- _Description of the task_:
Every record, from the first line to the last, needs to be given again exactly.

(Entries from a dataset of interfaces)
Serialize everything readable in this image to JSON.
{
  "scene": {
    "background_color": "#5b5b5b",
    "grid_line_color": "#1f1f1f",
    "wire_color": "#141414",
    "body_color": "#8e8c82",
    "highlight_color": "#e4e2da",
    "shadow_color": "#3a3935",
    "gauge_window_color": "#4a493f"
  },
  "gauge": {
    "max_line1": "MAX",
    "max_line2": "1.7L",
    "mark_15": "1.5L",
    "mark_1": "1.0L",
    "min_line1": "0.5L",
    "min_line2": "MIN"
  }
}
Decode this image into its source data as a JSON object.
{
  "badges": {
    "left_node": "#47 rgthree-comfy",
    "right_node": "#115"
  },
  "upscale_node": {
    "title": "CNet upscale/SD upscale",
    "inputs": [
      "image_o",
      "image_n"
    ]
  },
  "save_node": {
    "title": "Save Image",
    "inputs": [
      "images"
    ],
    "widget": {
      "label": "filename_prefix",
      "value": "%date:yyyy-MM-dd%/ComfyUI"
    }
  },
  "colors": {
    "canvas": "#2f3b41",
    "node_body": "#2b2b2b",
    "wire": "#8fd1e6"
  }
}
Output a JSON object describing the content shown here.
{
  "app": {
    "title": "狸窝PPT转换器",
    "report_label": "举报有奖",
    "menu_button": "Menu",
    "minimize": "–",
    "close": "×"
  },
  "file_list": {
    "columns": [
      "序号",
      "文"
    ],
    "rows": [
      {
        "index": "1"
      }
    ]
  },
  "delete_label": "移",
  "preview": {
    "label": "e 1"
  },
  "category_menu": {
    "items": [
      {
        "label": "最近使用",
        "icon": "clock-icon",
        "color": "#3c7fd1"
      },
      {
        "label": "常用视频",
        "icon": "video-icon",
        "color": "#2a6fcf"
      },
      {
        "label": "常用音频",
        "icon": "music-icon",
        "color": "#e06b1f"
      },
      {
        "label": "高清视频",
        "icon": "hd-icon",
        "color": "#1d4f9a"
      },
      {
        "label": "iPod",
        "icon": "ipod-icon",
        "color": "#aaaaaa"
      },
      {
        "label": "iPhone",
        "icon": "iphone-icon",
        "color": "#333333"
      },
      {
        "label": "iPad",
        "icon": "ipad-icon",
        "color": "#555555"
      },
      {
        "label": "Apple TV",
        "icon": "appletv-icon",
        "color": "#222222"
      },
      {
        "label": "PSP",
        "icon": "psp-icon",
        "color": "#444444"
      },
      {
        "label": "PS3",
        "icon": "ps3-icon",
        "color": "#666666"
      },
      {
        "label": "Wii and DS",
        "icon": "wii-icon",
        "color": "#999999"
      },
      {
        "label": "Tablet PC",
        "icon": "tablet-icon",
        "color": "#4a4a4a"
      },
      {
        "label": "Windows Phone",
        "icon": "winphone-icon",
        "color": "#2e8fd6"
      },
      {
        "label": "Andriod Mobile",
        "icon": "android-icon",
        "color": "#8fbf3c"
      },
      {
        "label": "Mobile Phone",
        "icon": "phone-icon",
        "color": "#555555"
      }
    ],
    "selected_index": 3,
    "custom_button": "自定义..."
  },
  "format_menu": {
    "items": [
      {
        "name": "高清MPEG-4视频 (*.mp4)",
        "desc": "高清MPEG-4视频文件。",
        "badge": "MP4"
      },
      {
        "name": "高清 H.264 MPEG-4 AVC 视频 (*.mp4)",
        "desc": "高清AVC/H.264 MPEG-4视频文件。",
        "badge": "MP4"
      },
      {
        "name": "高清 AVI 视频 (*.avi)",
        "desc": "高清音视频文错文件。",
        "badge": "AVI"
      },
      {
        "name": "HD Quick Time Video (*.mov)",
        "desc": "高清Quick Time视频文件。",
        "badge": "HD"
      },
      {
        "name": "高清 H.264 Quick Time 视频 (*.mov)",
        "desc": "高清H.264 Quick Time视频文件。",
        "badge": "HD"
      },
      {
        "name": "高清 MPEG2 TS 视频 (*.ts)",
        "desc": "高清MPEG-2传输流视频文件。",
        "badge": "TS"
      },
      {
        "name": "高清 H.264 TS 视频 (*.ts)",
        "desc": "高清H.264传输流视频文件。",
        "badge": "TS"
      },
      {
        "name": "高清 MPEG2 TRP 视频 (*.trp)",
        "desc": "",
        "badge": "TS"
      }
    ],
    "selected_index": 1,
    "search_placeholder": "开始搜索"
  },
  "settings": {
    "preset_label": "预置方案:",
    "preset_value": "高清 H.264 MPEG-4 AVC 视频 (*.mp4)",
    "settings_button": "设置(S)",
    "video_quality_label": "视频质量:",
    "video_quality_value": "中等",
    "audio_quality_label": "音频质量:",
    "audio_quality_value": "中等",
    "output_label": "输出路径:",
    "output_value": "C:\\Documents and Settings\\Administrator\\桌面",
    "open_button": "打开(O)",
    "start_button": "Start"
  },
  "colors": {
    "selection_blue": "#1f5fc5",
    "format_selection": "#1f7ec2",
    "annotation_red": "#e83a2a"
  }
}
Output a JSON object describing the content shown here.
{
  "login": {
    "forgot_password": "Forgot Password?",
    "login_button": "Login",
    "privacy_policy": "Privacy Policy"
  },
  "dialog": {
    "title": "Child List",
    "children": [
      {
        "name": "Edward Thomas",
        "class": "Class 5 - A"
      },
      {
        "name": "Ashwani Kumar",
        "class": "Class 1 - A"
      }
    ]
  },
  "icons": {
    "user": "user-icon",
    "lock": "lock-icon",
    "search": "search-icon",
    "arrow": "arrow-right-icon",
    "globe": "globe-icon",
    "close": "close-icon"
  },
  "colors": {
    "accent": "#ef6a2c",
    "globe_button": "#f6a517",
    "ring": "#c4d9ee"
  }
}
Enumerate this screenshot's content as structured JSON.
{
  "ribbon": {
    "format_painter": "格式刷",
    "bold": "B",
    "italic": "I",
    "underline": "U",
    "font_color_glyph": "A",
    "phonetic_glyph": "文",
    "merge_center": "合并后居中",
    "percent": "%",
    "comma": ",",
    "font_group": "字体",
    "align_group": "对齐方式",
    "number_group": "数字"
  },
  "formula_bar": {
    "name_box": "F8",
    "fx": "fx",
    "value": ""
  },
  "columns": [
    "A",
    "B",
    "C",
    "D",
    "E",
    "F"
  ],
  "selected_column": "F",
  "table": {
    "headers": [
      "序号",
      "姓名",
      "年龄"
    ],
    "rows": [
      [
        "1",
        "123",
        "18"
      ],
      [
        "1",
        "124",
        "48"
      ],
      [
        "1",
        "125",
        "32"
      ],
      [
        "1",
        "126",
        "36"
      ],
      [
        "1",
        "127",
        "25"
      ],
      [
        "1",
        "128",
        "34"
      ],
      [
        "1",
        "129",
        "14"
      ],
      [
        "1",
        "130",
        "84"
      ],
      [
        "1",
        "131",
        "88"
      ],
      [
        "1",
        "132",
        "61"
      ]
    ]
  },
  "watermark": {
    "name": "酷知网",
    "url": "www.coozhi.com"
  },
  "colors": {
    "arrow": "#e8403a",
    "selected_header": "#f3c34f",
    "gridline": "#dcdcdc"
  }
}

- _Result of the task_:
Serialize everything readable in this image to JSON.
{
  "scene": {
    "background_color": "#5b5b5b",
    "grid_line_color": "#1f1f1f",
    "wire_color": "#141414",
    "body_color": "#8e8c82",
    "highlight_color": "#e4e2da",
    "shadow_color": "#3a3935",
    "gauge_window_color": "#4a493f"
  },
  "gauge": {
    "max_line1": "MAX",
    "max_line2": "1.7L",
    "mark_15": "1.5L",
    "mark_1": "1.0L",
    "min_line1": "0.5L",
    "min_line2": "MIN"
  }
}
Decode this image into its source data as a JSON object.
{
  "badges": {
    "left_node": "#47 rgthree-comfy",
    "right_node": "#115"
  },
  "upscale_node": {
    "title": "CNet upscale/SD upscale",
    "inputs": [
      "image_o",
      "image_n"
    ]
  },
  "save_node": {
    "title": "Save Image",
    "inputs": [
      "images"
    ],
    "widget": {
      "label": "filename_prefix",
      "value": "%date:yyyy-MM-dd%/ComfyUI"
    }
  },
  "colors": {
    "canvas": "#2f3b41",
    "node_body": "#2b2b2b",
    "wire": "#8fd1e6"
  }
}
Output a JSON object describing the content shown here.
{
  "app": {
    "title": "狸窝PPT转换器",
    "report_label": "举报有奖",
    "menu_button": "Menu",
    "minimize": "–",
    "close": "×"
  },
  "file_list": {
    "columns": [
      "序号",
      "文"
    ],
    "rows": [
      {
        "index": "1"
      }
    ]
  },
  "delete_label": "移",
  "preview": {
    "label": "e 1"
  },
  "category_menu": {
    "items": [
      {
        "label": "最近使用",
        "icon": "clock-icon",
        "color": "#3c7fd1"
      },
      {
        "label": "常用视频",
        "icon": "video-icon",
        "color": "#2a6fcf"
      },
      {
        "label": "常用音频",
        "icon": "music-icon",
        "color": "#e06b1f"
      },
      {
        "label": "高清视频",
        "icon": "hd-icon",
        "color": "#1d4f9a"
      },
      {
        "label": "iPod",
        "icon": "ipod-icon",
        "color": "#aaaaaa"
      },
      {
        "label": "iPhone",
        "icon": "iphone-icon",
        "color": "#333333"
      },
      {
        "label": "iPad",
        "icon": "ipad-icon",
        "color": "#555555"
      },
      {
        "label": "Apple TV",
        "icon": "appletv-icon",
        "color": "#222222"
      },
      {
        "label": "PSP",
        "icon": "psp-icon",
        "color": "#444444"
      },
      {
        "label": "PS3",
        "icon": "ps3-icon",
        "color": "#666666"
      },
      {
        "label": "Wii and DS",
        "icon": "wii-icon",
        "color": "#999999"
      },
      {
        "label": "Tablet PC",
        "icon": "tablet-icon",
        "color": "#4a4a4a"
      },
      {
        "label": "Windows Phone",
        "icon": "winphone-icon",
        "color": "#2e8fd6"
      },
      {
        "label": "Andriod Mobile",
        "icon": "android-icon",
        "color": "#8fbf3c"
      },
      {
        "label": "Mobile Phone",
        "icon": "phone-icon",
        "color": "#555555"
      }
    ],
    "selected_index": 3,
    "custom_button": "自定义..."
  },
  "format_menu": {
    "items": [
      {
        "name": "高清MPEG-4视频 (*.mp4)",
        "desc": "高清MPEG-4视频文件。",
        "badge": "MP4"
      },
      {
        "name": "高清 H.264 MPEG-4 AVC 视频 (*.mp4)",
        "desc": "高清AVC/H.264 MPEG-4视频文件。",
        "badge": "MP4"
      },
      {
        "name": "高清 AVI 视频 (*.avi)",
        "desc": "高清音视频文错文件。",
        "badge": "AVI"
      },
      {
        "name": "HD Quick Time Video (*.mov)",
        "desc": "高清Quick Time视频文件。",
        "badge": "HD"
      },
      {
        "name": "高清 H.264 Quick Time 视频 (*.mov)",
        "desc": "高清H.264 Quick Time视频文件。",
        "badge": "HD"
      },
      {
        "name": "高清 MPEG2 TS 视频 (*.ts)",
        "desc": "高清MPEG-2传输流视频文件。",
        "badge": "TS"
      },
      {
        "name": "高清 H.264 TS 视频 (*.ts)",
        "desc": "高清H.264传输流视频文件。",
        "badge": "TS"
      },
      {
        "name": "高清 MPEG2 TRP 视频 (*.trp)",
        "desc": "",
        "badge": "TS"
      }
    ],
    "selected_index": 1,
    "search_placeholder": "开始搜索"
  },
  "settings": {
    "preset_label": "预置方案:",
    "preset_value": "高清 H.264 MPEG-4 AVC 视频 (*.mp4)",
    "settings_button": "设置(S)",
    "video_quality_label": "视频质量:",
    "video_quality_value": "中等",
    "audio_quality_label": "音频质量:",
    "audio_quality_value": "中等",
    "output_label": "输出路径:",
    "output_value": "C:\\Documents and Settings\\Administrator\\桌面",
    "open_button": "打开(O)",
    "start_button": "Start"
  },
  "colors": {
    "selection_blue": "#1f5fc5",
    "format_selection": "#1f7ec2",
    "annotation_red": "#e83a2a"
  }
}
Output a JSON object describing the content shown here.
{
  "login": {
    "forgot_password": "Forgot Password?",
    "login_button": "Login",
    "privacy_policy": "Privacy Policy"
  },
  "dialog": {
    "title": "Child List",
    "children": [
      {
        "name": "Edward Thomas",
        "class": "Class 5 - A"
      },
      {
        "name": "Ashwani Kumar",
        "class": "Class 1 - A"
      }
    ]
  },
  "icons": {
    "user": "user-icon",
    "lock": "lock-icon",
    "search": "search-icon",
    "arrow": "arrow-right-icon",
    "globe": "globe-icon",
    "close": "close-icon"
  },
  "colors": {
    "accent": "#ef6a2c",
    "globe_button": "#f6a517",
    "ring": "#c4d9ee"
  }
}
Enumerate this screenshot's content as structured JSON.
{
  "ribbon": {
    "format_painter": "格式刷",
    "bold": "B",
    "italic": "I",
    "underline": "U",
    "font_color_glyph": "A",
    "phonetic_glyph": "文",
    "merge_center": "合并后居中",
    "percent": "%",
    "comma": ",",
    "font_group": "字体",
    "align_group": "对齐方式",
    "number_group": "数字"
  },
  "formula_bar": {
    "name_box": "F8",
    "fx": "fx",
    "value": ""
  },
  "columns": [
    "A",
    "B",
    "C",
    "D",
    "E",
    "F"
  ],
  "selected_column": "F",
  "table": {
    "headers": [
      "序号",
      "姓名",
      "年龄"
    ],
    "rows": [
      [
        "1",
        "123",
        "18"
      ],
      [
        "1",
        "124",
        "48"
      ],
      [
        "1",
        "125",
        "32"
      ],
      [
        "1",
        "126",
        "36"
      ],
      [
        "1",
        "127",
        "25"
      ],
      [
        "1",
        "128",
        "34"
      ],
      [
        "1",
        "129",
        "14"
      ],
      [
        "1",
        "130",
        "84"
      ],
      [
        "1",
        "131",
        "88"
      ],
      [
        "1",
        "132",
        "61"
      ]
    ]
  },
  "watermark": {
    "name": "酷知网",
    "url": "www.coozhi.com"
  },
  "colors": {
    "arrow": "#e8403a",
    "selected_header": "#f3c34f",
    "gridline": "#dcdcdc"
  }
}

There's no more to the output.